Audit trail enables the auditor to trace any transactions through all phases of its processing from the initiation of the event to the financial statements. 19. In small organizations that lack sufficient personnel, management must compensate for the absence of segregation controls with close supervision. - True. 20. Segregation of incompatible tasks should be physical as well as organizational. - True II. Identification (20 points) 1. These controls are designed to be application-specific. The objectives of these are to ensure the validity, completeness, and accuracy of financial transactions. Application control. 2. Independent checks of the accounting system to identify errors and misinterpretations. Independent verifications. 3. This class of controls relates primarily to the human activities employed in accounting systems. These relate to human activities that trigger and utilize the results of those tasks. Physical controls. 4. The policies and procedures used to ensure that appropriate actions are taken to deal with the organizations identified risks. control activities. 5. The process by which the quality of internal control design and operation can be assessed. This may be accomplished by separate procedures and by ongoing activities. monitoring. 6. Organizations must perform this to identify, analyze, and manage risks relevant to financial reporting. Risk assessment. 7. Sets the tone for the organization and influences the control awareness of its management and employees. - Control environment. 8. Identify undesirable events and draw attention to the problem. Detection controls. 9. Passive techniques designed to reduce the frequency of occurrence of undesirable events. Preventive controls. 10. A detailed investigation of specific account balances and transactions. Substantive testing. 11. Focuses on the computer-based aspects of an organizations information system.
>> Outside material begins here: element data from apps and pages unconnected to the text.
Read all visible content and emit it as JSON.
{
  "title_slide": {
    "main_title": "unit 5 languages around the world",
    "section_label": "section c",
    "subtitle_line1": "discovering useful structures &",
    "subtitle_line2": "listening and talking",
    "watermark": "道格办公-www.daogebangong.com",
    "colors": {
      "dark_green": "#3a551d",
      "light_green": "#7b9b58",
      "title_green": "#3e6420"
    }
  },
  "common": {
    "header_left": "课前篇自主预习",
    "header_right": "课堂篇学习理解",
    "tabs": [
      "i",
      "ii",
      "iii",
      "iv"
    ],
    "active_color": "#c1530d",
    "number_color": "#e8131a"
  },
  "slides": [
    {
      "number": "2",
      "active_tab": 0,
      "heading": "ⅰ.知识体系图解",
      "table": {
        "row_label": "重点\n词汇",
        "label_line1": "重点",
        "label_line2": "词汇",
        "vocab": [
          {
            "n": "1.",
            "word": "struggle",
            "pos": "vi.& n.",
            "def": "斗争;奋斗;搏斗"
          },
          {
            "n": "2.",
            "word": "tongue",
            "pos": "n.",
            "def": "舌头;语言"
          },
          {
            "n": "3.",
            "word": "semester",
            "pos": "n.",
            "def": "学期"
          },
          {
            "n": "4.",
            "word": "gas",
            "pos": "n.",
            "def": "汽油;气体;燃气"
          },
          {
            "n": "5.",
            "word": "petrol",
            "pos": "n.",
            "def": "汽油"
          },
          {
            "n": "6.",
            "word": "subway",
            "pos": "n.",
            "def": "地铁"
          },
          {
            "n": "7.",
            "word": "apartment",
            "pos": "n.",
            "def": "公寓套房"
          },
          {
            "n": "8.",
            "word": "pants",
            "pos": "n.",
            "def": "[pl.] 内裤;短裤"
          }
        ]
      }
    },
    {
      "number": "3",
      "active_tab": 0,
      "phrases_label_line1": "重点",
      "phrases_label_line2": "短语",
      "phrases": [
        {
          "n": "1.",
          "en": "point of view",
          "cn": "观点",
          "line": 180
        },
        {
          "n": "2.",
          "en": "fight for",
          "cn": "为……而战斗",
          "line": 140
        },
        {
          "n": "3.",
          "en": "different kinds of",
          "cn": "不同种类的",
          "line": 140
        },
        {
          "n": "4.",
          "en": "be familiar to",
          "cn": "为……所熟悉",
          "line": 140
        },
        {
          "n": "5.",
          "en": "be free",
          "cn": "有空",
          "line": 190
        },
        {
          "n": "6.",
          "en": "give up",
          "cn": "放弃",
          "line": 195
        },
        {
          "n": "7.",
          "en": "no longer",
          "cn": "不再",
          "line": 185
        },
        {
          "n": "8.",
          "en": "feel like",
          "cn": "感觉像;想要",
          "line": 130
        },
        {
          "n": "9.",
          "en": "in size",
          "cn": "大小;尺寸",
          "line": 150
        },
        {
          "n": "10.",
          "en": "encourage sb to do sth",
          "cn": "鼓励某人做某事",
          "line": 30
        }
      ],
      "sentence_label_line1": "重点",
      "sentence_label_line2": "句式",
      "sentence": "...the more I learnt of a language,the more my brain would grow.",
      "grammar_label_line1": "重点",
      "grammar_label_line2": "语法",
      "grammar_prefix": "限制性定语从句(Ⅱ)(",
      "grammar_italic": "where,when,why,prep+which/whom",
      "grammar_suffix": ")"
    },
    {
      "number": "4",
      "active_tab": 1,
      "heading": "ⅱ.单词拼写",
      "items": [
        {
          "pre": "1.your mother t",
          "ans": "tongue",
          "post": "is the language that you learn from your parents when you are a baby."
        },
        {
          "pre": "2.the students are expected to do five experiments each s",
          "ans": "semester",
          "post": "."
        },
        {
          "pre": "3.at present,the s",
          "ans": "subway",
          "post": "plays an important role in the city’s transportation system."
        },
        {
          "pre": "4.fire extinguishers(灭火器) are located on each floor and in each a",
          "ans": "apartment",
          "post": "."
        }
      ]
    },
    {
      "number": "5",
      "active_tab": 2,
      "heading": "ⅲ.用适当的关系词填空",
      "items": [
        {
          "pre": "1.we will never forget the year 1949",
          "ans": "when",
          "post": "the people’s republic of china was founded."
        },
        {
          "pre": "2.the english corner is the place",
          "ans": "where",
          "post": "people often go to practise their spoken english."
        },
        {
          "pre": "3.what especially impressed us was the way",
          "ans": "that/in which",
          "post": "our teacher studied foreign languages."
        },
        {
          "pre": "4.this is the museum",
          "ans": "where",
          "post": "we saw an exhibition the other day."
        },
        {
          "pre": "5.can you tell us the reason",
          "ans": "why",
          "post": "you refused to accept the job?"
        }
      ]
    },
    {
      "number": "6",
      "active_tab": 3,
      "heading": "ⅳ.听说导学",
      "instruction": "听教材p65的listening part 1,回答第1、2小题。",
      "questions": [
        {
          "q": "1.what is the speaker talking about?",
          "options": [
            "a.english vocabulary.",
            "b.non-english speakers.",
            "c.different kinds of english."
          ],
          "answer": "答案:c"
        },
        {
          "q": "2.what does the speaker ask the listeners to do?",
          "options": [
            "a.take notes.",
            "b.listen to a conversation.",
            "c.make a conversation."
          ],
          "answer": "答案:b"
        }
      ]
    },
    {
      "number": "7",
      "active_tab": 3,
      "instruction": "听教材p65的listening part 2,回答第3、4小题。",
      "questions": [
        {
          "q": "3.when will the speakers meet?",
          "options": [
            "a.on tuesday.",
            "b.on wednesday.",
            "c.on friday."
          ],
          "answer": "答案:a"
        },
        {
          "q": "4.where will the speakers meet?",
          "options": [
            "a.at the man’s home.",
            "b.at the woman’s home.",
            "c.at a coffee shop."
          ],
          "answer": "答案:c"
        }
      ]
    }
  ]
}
It audit. 12. Risk that the auditors are willing to take that errors not detected or prevented by the control structure will also not be detected by the auditor. Detection risk. 13. Affirms that all asset and equities contained in the balance sheet exist and all transaction in the income statement actually occurred. Existence or occurrence assertion. 14. Independent attestation performed by an expert who expresses an opinion regarding the presentation of FS. External auditor. 15. Independent appraisal function established within an organization to examine and evaluate its activities as a service to the organization internal auditors. 16. A process, effected by an entity's board of directors, management and other personnel, designed to provide reasonable assurance regarding the achievement of objective in the effectiveness and efficiency of operations, reliability of financial reporting, and compliance with applicable laws and regulations. Internal control.

17. Their objective is to investigate anomalies and gather evidence of fraud that amy lead to criminal conviction. Fraud auditor. 18. The objective of this phase is to determine whether adequate controls are in place and functioning properly. Test of control. 19. Is a United States federal law that set new or enhanced standards for all U.S. public company boards, management and public accounting firms. Enacted in July 29, 2002 SOX Act 2002 20. Is a joint initiative of the five private sector organizations such as FEI, IMA, AAA, AICPA and IIA. Dedicated to providing thought leadership through the development of frameworks and guidance on enterprise risk management, internal control and fraud deterrence. - COSO